Peter O'Toole is the adult Henry II, who's in a conflict with the Roman Catholic Church. This is a recurring theme, since Henry I experienced the same trouble and - according to Pillars of the Earth anyway - it was the Church's attempt to put a friendlier king into power that caused the whole succession crisis in the first place. In Becket, Henry II irritates the Church further by filling England's top clerical position with his childhood buddy, Thomas Becket. Unfortunately for Henry, Becket begins to take his role seriously, instead of just being the puppet that Henry expected.
It's a great film that's lushly directed and superbly acted. It depicts a fascinating relationship between these two, extremely flawed men, one of whom outgrows the other to disastrous consequences. It's really a medieval version of That Was Then, This Is Now, except that it's really good.
The Lion in Winter (1968)
Not a true sequel to Becket, but it sure feels that way with O'Toole reprising his role as an older Henry II. Where Becket was an excellent relationship story though, Lion in Winter is a drawn-out, family melodrama.

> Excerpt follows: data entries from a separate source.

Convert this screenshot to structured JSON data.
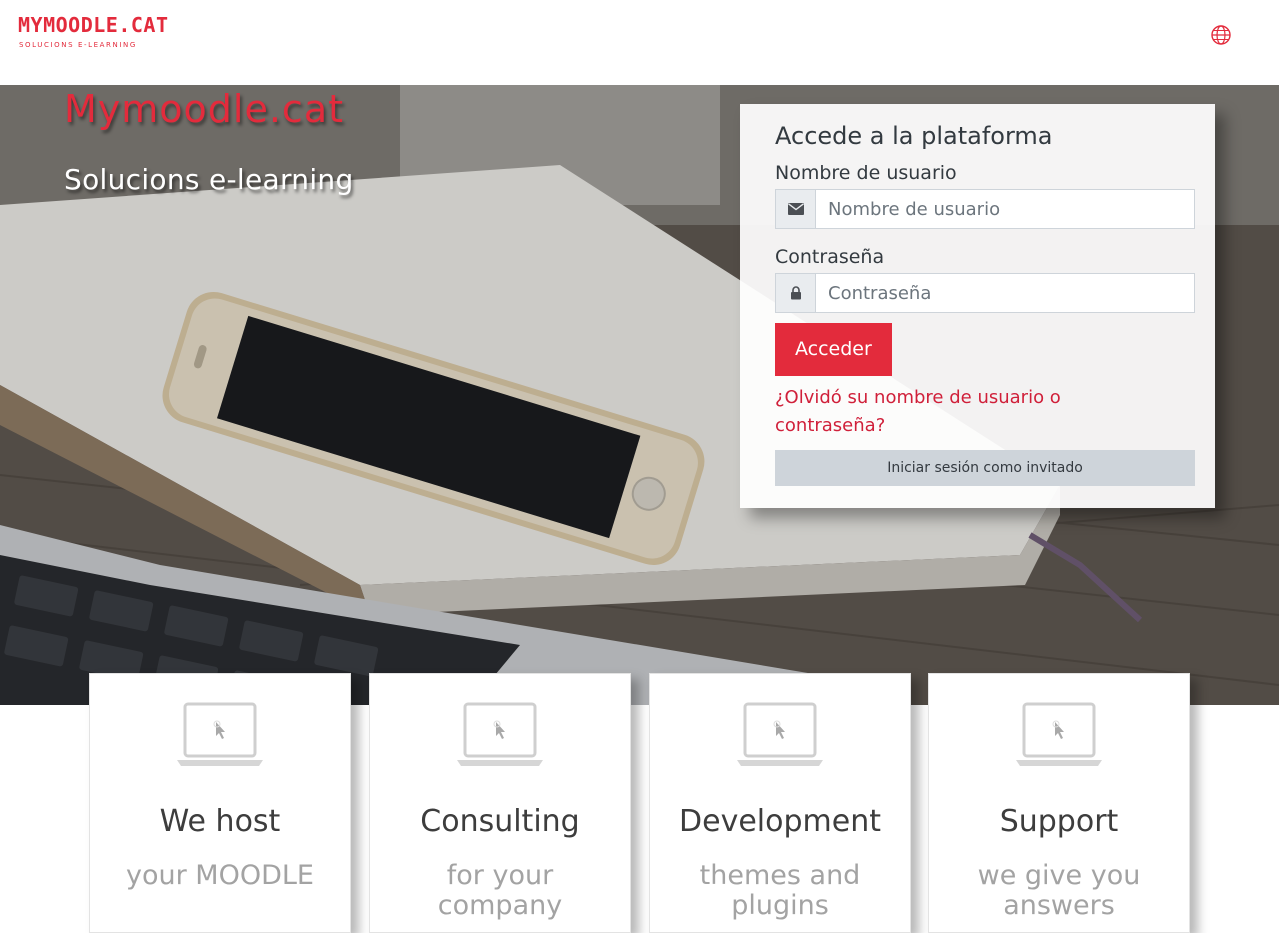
{
  "header": {
    "logo_main": "MYMOODLE.CAT",
    "logo_sub": "SOLUCIONS E-LEARNING",
    "language_icon": "globe-icon"
  },
  "hero": {
    "title": "Mymoodle.cat",
    "subtitle": "Solucions e-learning"
  },
  "login": {
    "title": "Accede a la plataforma",
    "username_label": "Nombre de usuario",
    "username_placeholder": "Nombre de usuario",
    "username_value": "",
    "username_icon": "envelope-icon",
    "password_label": "Contraseña",
    "password_placeholder": "Contraseña",
    "password_value": "",
    "password_icon": "lock-icon",
    "submit_label": "Acceder",
    "forgot_link": "¿Olvidó su nombre de usuario o contraseña?",
    "guest_button": "Iniciar sesión como invitado"
  },
  "features": [
    {
      "icon": "laptop-icon",
      "title": "We host",
      "text": "your MOODLE"
    },
    {
      "icon": "laptop-icon",
      "title": "Consulting",
      "text": "for your company"
    },
    {
      "icon": "laptop-icon",
      "title": "Development",
      "text": "themes and plugins"
    },
    {
      "icon": "laptop-icon",
      "title": "Support",
      "text": "we give you answers"
    }
  ],
  "colors": {
    "brand": "#e32b3c",
    "guest_button": "#ced4da",
    "card_title": "#3d3d3d",
    "card_text": "#a3a3a3"
  }
}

O'Toole and Katherine Hepburn are Acting, dagnabbit, and they want to make sure you know it. There's an interesting political drama in there somewhere, but it gets lost in the screwed-up relationship of the leads that we're supposed to care about for some reason.

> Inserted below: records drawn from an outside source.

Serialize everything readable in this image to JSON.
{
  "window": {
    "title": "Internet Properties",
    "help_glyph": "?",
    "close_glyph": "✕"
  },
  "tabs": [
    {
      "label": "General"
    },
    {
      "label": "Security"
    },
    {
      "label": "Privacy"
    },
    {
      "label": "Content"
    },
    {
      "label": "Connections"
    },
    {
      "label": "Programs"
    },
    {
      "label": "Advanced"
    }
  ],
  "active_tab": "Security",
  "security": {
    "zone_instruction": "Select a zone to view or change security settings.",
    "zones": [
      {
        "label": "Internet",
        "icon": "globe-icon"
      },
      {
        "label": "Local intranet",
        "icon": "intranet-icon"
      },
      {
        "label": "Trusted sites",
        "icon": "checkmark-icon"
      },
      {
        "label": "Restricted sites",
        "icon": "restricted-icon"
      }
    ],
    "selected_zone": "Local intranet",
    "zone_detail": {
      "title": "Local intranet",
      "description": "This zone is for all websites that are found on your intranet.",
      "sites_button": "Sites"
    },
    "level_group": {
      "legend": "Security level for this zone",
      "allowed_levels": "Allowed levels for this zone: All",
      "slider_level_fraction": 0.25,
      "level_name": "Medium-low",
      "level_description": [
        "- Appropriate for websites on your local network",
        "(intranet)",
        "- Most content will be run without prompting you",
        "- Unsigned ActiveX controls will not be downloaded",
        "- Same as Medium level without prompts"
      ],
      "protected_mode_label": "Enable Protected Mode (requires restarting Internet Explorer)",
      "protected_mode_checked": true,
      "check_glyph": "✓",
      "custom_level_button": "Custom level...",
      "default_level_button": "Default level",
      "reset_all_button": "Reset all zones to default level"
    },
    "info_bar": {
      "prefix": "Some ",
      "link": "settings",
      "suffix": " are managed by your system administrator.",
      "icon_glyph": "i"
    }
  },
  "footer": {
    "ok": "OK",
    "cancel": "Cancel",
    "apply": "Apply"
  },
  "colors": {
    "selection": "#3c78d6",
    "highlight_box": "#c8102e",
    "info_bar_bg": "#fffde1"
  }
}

One of the main things they're arguing about is who's going to follow Henry as king. Hepburn's Eleanor of Aquitaine wants eldest son Richard on the throne, but Henry supports youngest boy John. No one cares about middle-child Geoffrey, except for his buddy Philip, the new king of France. (John Gielgud played Philip's dad in Becket.)
Luckily, the sons are all great. Anthony Hopkins is a tough, but deeply troubled Richard. John Castle is delicious as the scheming Geoffrey. And Nigel Terry is perfectly sniveling as young Prince John. Timothy Dalton is also captivating as Philip. Their performances all kept me going even as O'Toole and Hepburn pushed me away.
Next week, you know who wins the throne. Eleanor gets her way, but Richard goes on a crusade that leaves the defense of his kingdom to outlaws.